Work order =>
Your answer is every line of the material below in which the string "hours" occurs.

======== Data supplied ========

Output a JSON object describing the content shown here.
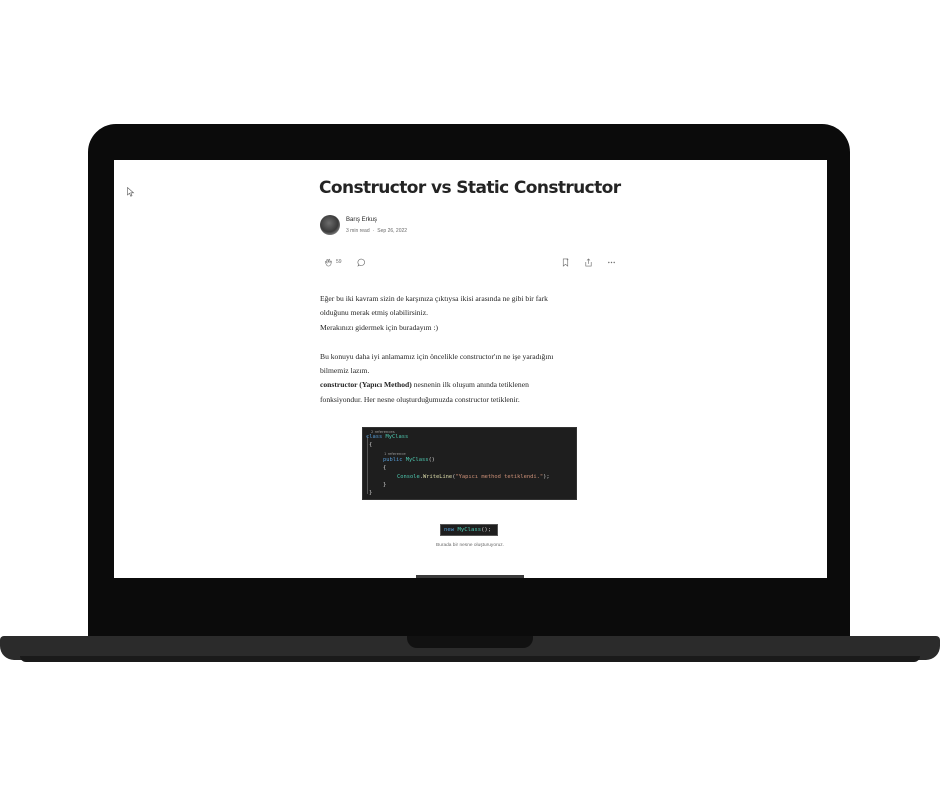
{
  "article": {
    "title": "Constructor vs Static Constructor",
    "author": "Barış Erkuş",
    "read_time": "3 min read",
    "date": "Sep 26, 2022",
    "claps": "59",
    "paragraphs": {
      "p1_line1": "Eğer bu iki kavram sizin de karşınıza çıktıysa ikisi arasında ne gibi bir fark",
      "p1_line2": "olduğunu merak etmiş olabilirsiniz.",
      "p1_line3": "Merakınızı gidermek için buradayım :)",
      "p2_line1": "Bu konuyu daha iyi anlamamız için öncelikle constructor'ın ne işe yaradığını",
      "p2_line2": "bilmemiz lazım.",
      "p3_bold": "constructor (Yapıcı Method)",
      "p3_rest": " nesnenin ilk oluşum anında tetiklenen",
      "p3_line2": "fonksiyondur. Her nesne oluşturduğumuzda constructor tetiklenir."
    },
    "code_block": {
      "hint1": "2 references",
      "line1_kw": "class ",
      "line1_ty": "MyClass",
      "line2": "{",
      "hint2": "1 reference",
      "line3_kw": "public ",
      "line3_fn": "MyClass",
      "line3_rest": "()",
      "line4": "{",
      "line5_ty": "Console",
      "line5_dot": ".",
      "line5_fn": "WriteLine",
      "line5_open": "(",
      "line5_str": "\"Yapıcı method tetiklendi.\"",
      "line5_close": ");",
      "line6": "}",
      "line7": "}"
    },
    "inline_code": {
      "kw": "new ",
      "ty": "MyClass",
      "rest": "();"
    },
    "caption": "Burada bir nesne oluşturuyoruz."
  },
  "colors": {
    "laptop_bezel": "#0b0b0b",
    "laptop_base": "#2b2b2b",
    "code_bg": "#1e1e1e",
    "keyword": "#569cd6",
    "type": "#4ec9b0",
    "string": "#ce9178"
  },
  "icons": [
    "cursor-icon",
    "clap-icon",
    "comment-icon",
    "bookmark-icon",
    "share-icon",
    "more-icon"
  ]
}
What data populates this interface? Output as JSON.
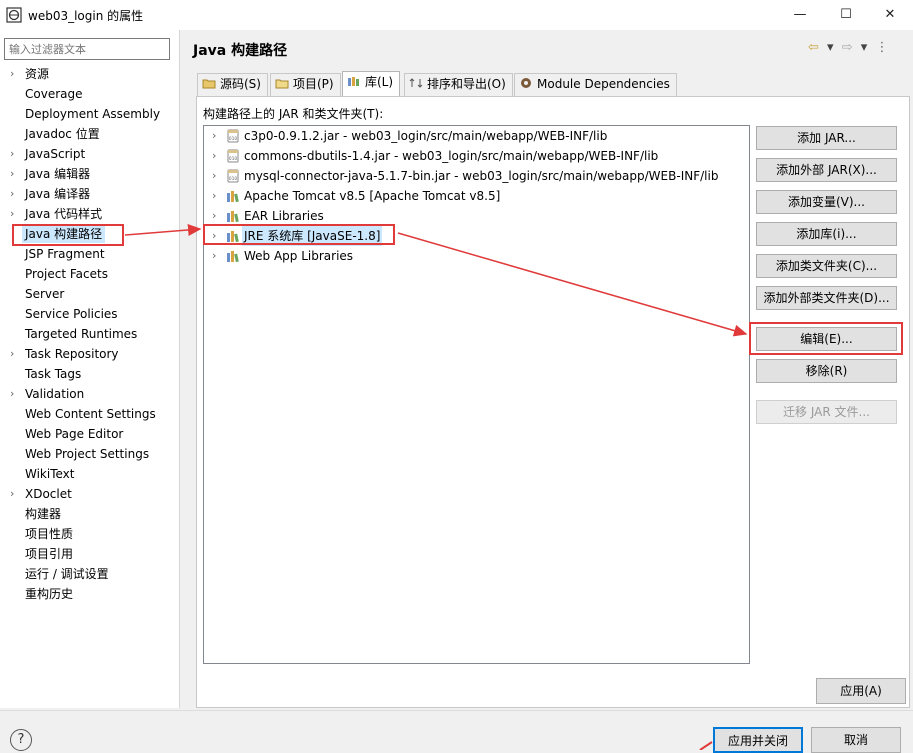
{
  "window": {
    "title": "web03_login 的属性",
    "minimize_glyph": "—",
    "maximize_glyph": "☐",
    "close_glyph": "✕"
  },
  "sidebar": {
    "filter_placeholder": "输入过滤器文本",
    "items": [
      {
        "label": "资源",
        "expandable": true
      },
      {
        "label": "Coverage",
        "expandable": false
      },
      {
        "label": "Deployment Assembly",
        "expandable": false
      },
      {
        "label": "Javadoc 位置",
        "expandable": false
      },
      {
        "label": "JavaScript",
        "expandable": true
      },
      {
        "label": "Java 编辑器",
        "expandable": true
      },
      {
        "label": "Java 编译器",
        "expandable": true
      },
      {
        "label": "Java 代码样式",
        "expandable": true
      },
      {
        "label": "Java 构建路径",
        "expandable": false,
        "selected": true
      },
      {
        "label": "JSP Fragment",
        "expandable": false
      },
      {
        "label": "Project Facets",
        "expandable": false
      },
      {
        "label": "Server",
        "expandable": false
      },
      {
        "label": "Service Policies",
        "expandable": false
      },
      {
        "label": "Targeted Runtimes",
        "expandable": false
      },
      {
        "label": "Task Repository",
        "expandable": true
      },
      {
        "label": "Task Tags",
        "expandable": false
      },
      {
        "label": "Validation",
        "expandable": true
      },
      {
        "label": "Web Content Settings",
        "expandable": false
      },
      {
        "label": "Web Page Editor",
        "expandable": false
      },
      {
        "label": "Web Project Settings",
        "expandable": false
      },
      {
        "label": "WikiText",
        "expandable": false
      },
      {
        "label": "XDoclet",
        "expandable": true
      },
      {
        "label": "构建器",
        "expandable": false
      },
      {
        "label": "项目性质",
        "expandable": false
      },
      {
        "label": "项目引用",
        "expandable": false
      },
      {
        "label": "运行 / 调试设置",
        "expandable": false
      },
      {
        "label": "重构历史",
        "expandable": false
      }
    ]
  },
  "header": {
    "title": "Java 构建路径",
    "nav_back": "⇦",
    "nav_forward": "⇨",
    "nav_menu": "▾"
  },
  "tabs": [
    {
      "label": "源码(S)",
      "active": false
    },
    {
      "label": "项目(P)",
      "active": false
    },
    {
      "label": "库(L)",
      "active": true
    },
    {
      "label": "排序和导出(O)",
      "active": false
    },
    {
      "label": "Module Dependencies",
      "active": false
    }
  ],
  "libraries": {
    "label": "构建路径上的 JAR 和类文件夹(T):",
    "items": [
      {
        "label": "c3p0-0.9.1.2.jar  -  web03_login/src/main/webapp/WEB-INF/lib",
        "icon": "jar-icon"
      },
      {
        "label": "commons-dbutils-1.4.jar  -  web03_login/src/main/webapp/WEB-INF/lib",
        "icon": "jar-icon"
      },
      {
        "label": "mysql-connector-java-5.1.7-bin.jar  -  web03_login/src/main/webapp/WEB-INF/lib",
        "icon": "jar-icon"
      },
      {
        "label": "Apache Tomcat v8.5 [Apache Tomcat v8.5]",
        "icon": "library-icon"
      },
      {
        "label": "EAR Libraries",
        "icon": "library-icon"
      },
      {
        "label": "JRE 系统库 [JavaSE-1.8]",
        "icon": "library-icon",
        "selected": true
      },
      {
        "label": "Web App Libraries",
        "icon": "library-icon"
      }
    ]
  },
  "buttons": {
    "add_jar": "添加 JAR...",
    "add_external_jar": "添加外部 JAR(X)...",
    "add_variable": "添加变量(V)...",
    "add_library": "添加库(i)...",
    "add_class_folder": "添加类文件夹(C)...",
    "add_external_class_folder": "添加外部类文件夹(D)...",
    "edit": "编辑(E)...",
    "remove": "移除(R)",
    "migrate_jar": "迁移 JAR 文件...",
    "apply": "应用(A)",
    "apply_and_close": "应用并关闭",
    "cancel": "取消"
  },
  "help": "?",
  "colors": {
    "annotation_red": "#e03a3a",
    "selection_blue": "#cce8ff",
    "default_button_border": "#0078d7"
  }
}
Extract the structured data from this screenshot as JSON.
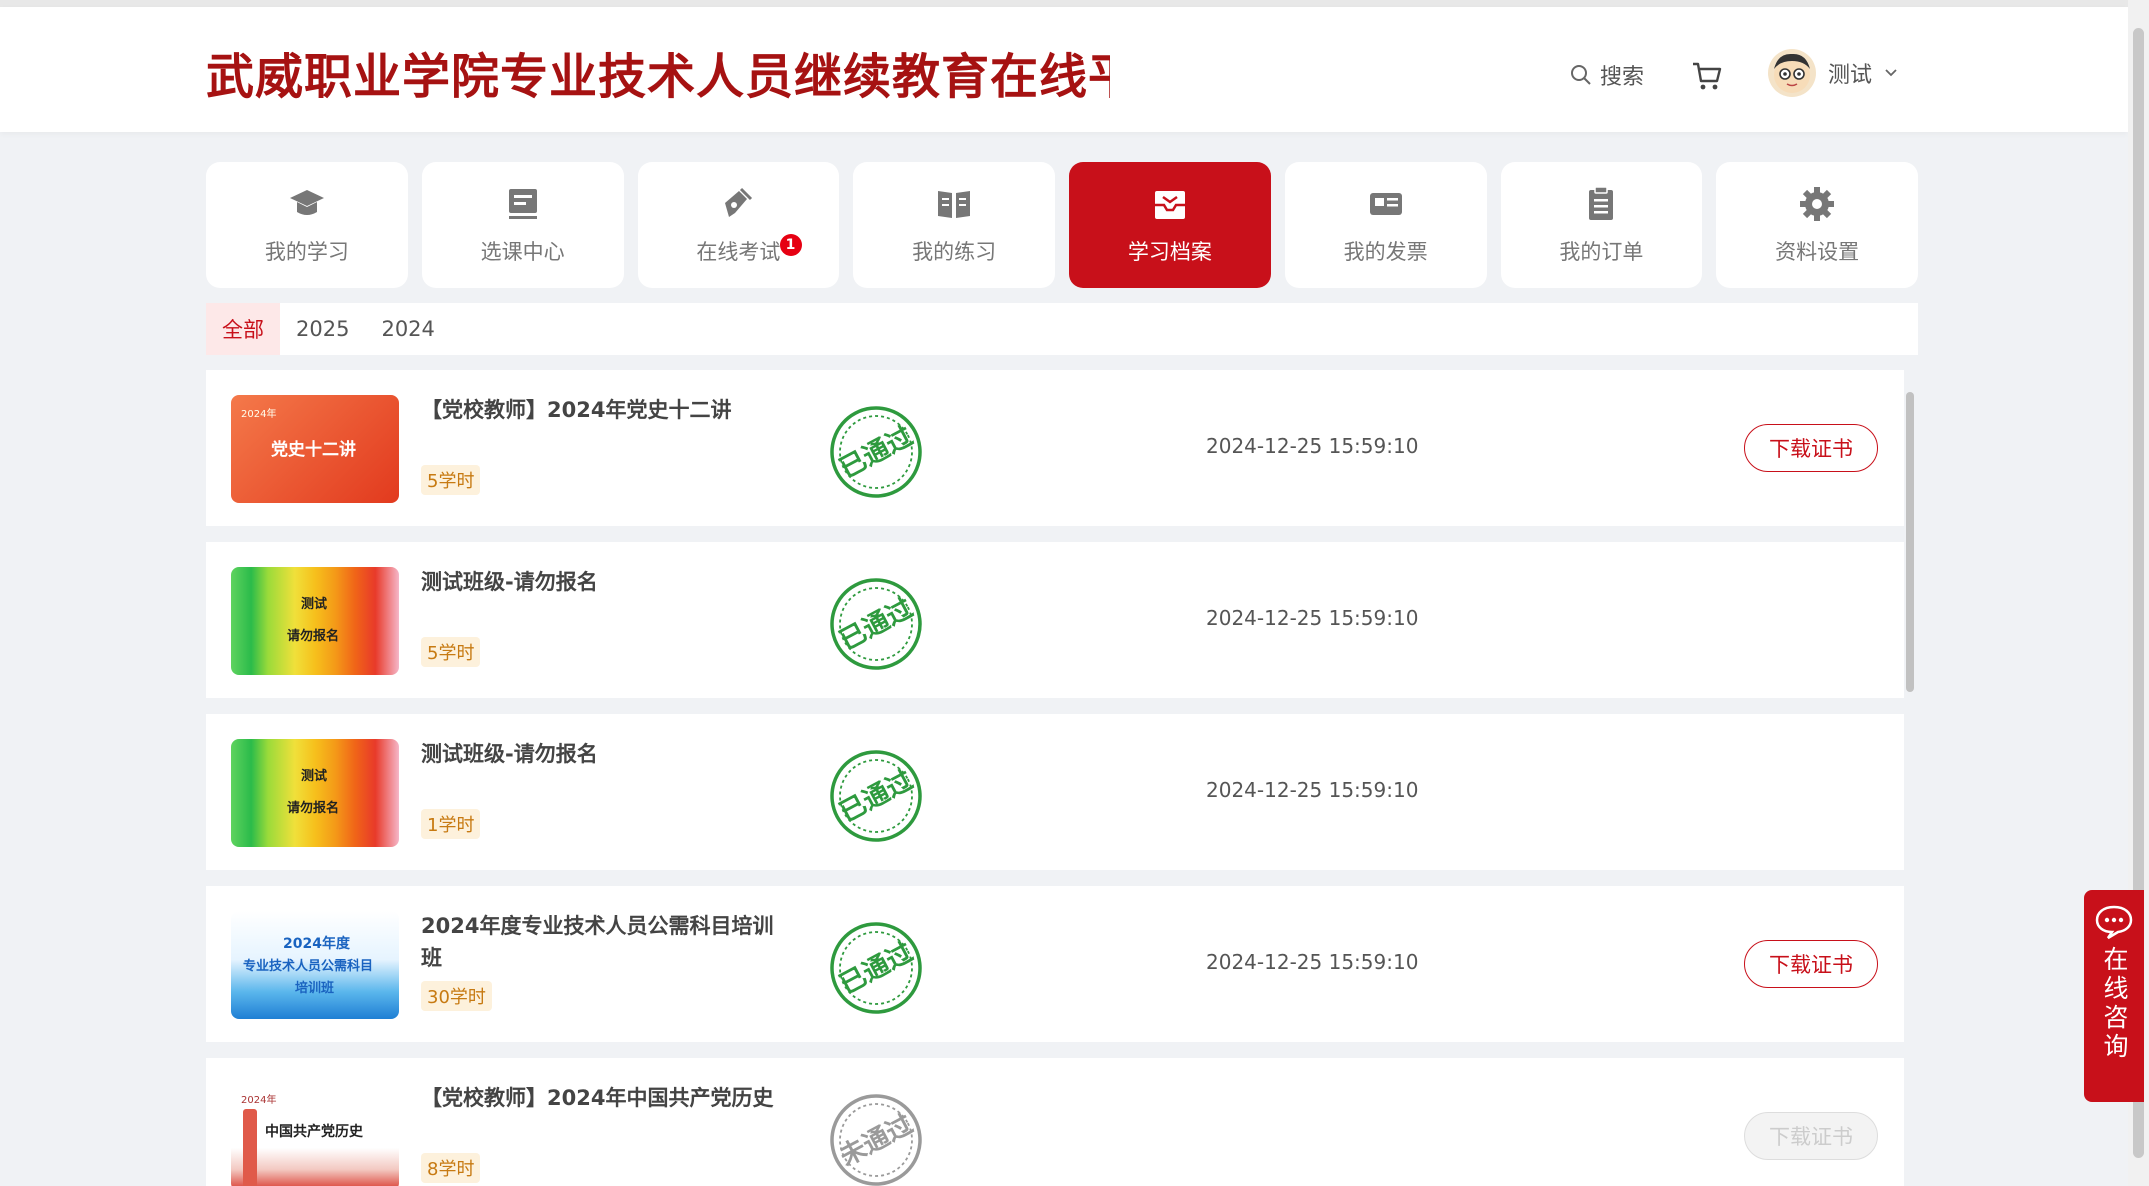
{
  "header": {
    "site_title": "武威职业学院专业技术人员继续教育在线平台",
    "search_label": "搜索",
    "user_name": "测试"
  },
  "nav": {
    "items": [
      {
        "label": "我的学习",
        "icon": "graduation-cap-icon"
      },
      {
        "label": "选课中心",
        "icon": "book-list-icon"
      },
      {
        "label": "在线考试",
        "icon": "pen-icon",
        "badge": "1"
      },
      {
        "label": "我的练习",
        "icon": "open-book-icon"
      },
      {
        "label": "学习档案",
        "icon": "archive-tray-icon",
        "active": true
      },
      {
        "label": "我的发票",
        "icon": "invoice-icon"
      },
      {
        "label": "我的订单",
        "icon": "clipboard-icon"
      },
      {
        "label": "资料设置",
        "icon": "gear-icon"
      }
    ]
  },
  "year_tabs": {
    "items": [
      "全部",
      "2025",
      "2024"
    ],
    "active": "全部"
  },
  "records": [
    {
      "title": "【党校教师】2024年党史十二讲",
      "hours": "5学时",
      "status": "已通过",
      "date": "2024-12-25 15:59:10",
      "cert": "下载证书",
      "thumb_text": "党史十二讲",
      "thumb_small": "2024年"
    },
    {
      "title": "测试班级-请勿报名",
      "hours": "5学时",
      "status": "已通过",
      "date": "2024-12-25 15:59:10",
      "thumb_text1": "测试",
      "thumb_text2": "请勿报名"
    },
    {
      "title": "测试班级-请勿报名",
      "hours": "1学时",
      "status": "已通过",
      "date": "2024-12-25 15:59:10",
      "thumb_text1": "测试",
      "thumb_text2": "请勿报名"
    },
    {
      "title": "2024年度专业技术人员公需科目培训班",
      "hours": "30学时",
      "status": "已通过",
      "date": "2024-12-25 15:59:10",
      "cert": "下载证书",
      "thumb_l1": "2024年度",
      "thumb_l2": "专业技术人员公需科目",
      "thumb_l3": "培训班"
    },
    {
      "title": "【党校教师】2024年中国共产党历史",
      "hours": "8学时",
      "status": "未通过",
      "date": "",
      "cert": "下载证书",
      "thumb_small": "2024年",
      "thumb_text": "中国共产党历史"
    }
  ],
  "consult": {
    "label": "在线咨询"
  },
  "colors": {
    "brand_red": "#c8101a",
    "pass_green": "#2e9a3e",
    "fail_gray": "#9a9a9a"
  }
}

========

Response box =>
      "hours": "5学时",
      "hours": "5学时",
      "hours": "1学时",
      "hours": "30学时",
      "hours": "8学时",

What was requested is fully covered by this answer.